Breaking the Silence is the first comprehensive collection of literature from Liberia since before the nation’s independence. Patricia Jabbeh Wesley has gathered work from the 1800s to the present, including poets and emerging young writers exploring contemporary literary traditions with African and African diaspora poetry that transcends borders. In this collection, Liberia’s founding settlers wrestle with their identity as African free slaves in the homeland from which their ancestors were captured, and writers of the early twentieth and twenty-first centuries find themselves navigating a landscape at odds with itself.
From poets of Liberia’s past to young writers of the present, the contributors to this volume celebrate the beauty of their nation while mourning the devastation of a long, bloody civil war.
Patricia Jabbeh Wesley is a professor of English, creative writing, and African literature at Pennsylvania State University–Altoona. She immigrated to the United States with her husband and children in 1991, during the Liberian civil war. Wesley is the winner of the Levinson Prize from the Poetry Foundation and is the author of six collections of poetry, including Praise Song for My Children: New and Selected Poems, winner of the 2023 Theodore Roethke Memorial Poetry Prize; Becoming Ebony, a 2002 Crab Orchard Award winner; and When the Wanderers Come Home (Nebraska, 2016). She is a founder of Young Scholars of Liberia.
“This groundbreaking anthology takes us on an epic journey through Liberian poetry, from the past to the present. It is a surprising and fascinating read.”—Bernardine Evaristo, author of the Booker Prize–winning Girl, Woman, Other
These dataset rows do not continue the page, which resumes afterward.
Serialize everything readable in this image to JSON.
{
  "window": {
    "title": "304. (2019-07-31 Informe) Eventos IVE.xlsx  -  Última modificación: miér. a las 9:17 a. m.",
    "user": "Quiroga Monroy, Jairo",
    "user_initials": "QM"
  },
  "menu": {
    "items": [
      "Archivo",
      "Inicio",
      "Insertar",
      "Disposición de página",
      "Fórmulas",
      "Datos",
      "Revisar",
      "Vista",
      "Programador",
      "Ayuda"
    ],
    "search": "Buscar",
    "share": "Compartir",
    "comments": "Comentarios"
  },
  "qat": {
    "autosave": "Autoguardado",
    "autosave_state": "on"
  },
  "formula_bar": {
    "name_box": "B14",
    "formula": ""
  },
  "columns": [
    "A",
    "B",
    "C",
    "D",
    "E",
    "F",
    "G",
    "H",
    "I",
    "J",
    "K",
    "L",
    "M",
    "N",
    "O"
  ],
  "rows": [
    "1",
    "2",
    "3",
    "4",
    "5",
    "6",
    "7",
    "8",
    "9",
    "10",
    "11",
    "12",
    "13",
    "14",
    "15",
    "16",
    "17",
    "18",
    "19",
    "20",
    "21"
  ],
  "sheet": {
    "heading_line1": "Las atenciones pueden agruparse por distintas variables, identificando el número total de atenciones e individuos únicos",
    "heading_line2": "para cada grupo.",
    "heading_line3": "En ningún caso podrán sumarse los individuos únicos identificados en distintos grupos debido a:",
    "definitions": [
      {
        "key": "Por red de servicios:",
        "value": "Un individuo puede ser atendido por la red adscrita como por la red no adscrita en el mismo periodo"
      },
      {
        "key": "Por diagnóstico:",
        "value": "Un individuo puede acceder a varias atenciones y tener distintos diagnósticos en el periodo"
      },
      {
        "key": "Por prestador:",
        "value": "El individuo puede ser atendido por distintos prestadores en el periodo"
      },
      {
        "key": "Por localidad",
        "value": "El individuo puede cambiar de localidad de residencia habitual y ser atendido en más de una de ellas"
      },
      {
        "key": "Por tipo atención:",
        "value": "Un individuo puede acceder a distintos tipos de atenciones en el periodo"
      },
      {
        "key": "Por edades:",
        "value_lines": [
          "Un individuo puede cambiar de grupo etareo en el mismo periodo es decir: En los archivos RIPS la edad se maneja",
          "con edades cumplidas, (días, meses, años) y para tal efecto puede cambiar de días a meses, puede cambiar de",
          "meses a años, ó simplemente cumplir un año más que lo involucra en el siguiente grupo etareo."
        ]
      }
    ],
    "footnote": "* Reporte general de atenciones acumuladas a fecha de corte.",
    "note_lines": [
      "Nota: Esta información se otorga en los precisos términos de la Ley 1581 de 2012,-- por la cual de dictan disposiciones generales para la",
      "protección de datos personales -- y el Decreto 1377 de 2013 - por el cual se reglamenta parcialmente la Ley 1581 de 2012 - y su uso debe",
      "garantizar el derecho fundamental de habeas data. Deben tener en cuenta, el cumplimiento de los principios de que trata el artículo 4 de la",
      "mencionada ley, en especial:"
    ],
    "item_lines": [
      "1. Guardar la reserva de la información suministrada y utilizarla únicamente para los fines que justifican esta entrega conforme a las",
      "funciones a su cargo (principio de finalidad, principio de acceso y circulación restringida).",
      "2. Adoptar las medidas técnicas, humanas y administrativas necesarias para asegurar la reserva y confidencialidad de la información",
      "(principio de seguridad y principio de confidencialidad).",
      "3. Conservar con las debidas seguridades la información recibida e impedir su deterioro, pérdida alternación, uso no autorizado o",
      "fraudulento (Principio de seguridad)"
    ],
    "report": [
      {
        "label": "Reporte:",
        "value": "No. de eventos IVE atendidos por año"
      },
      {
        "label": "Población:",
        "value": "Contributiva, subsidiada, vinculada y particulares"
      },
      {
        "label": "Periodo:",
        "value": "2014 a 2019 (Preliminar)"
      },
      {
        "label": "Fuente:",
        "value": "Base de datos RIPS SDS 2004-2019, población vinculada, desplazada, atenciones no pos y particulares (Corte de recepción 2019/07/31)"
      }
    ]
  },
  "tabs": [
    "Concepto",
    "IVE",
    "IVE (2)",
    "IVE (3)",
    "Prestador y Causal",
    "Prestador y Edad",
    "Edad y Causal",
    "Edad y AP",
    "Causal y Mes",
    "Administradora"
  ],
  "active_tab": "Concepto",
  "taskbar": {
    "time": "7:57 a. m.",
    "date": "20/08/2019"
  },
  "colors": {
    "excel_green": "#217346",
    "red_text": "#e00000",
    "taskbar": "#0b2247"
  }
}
“This compendium of Liberian poetry put together by the visionary writer, teacher, and survivor of the civil war, Patricia Jabbeh Wesley, is an inspiring achievement. Gathering and curating the first-ever anthology of Liberian poetry, Wesley has made literary history and immeasurably enriched the literature of the region and the continent. The collection opens with her thoughtful introduction to this immense endeavor and then introduces readers to a broad library of poems, ranging from hard-to-source early work from the 1800s to some of the newest writing emerging from the country, nurtured into being in generative workshops run by Wesley in Monrovia. Her combination of archaeological research and mentorship of younger writers means that Breaking the Silence will stand as the definitive source on Liberian poetry for years to come.”—Gabeba Baderoon, author of The Dream in the Next Body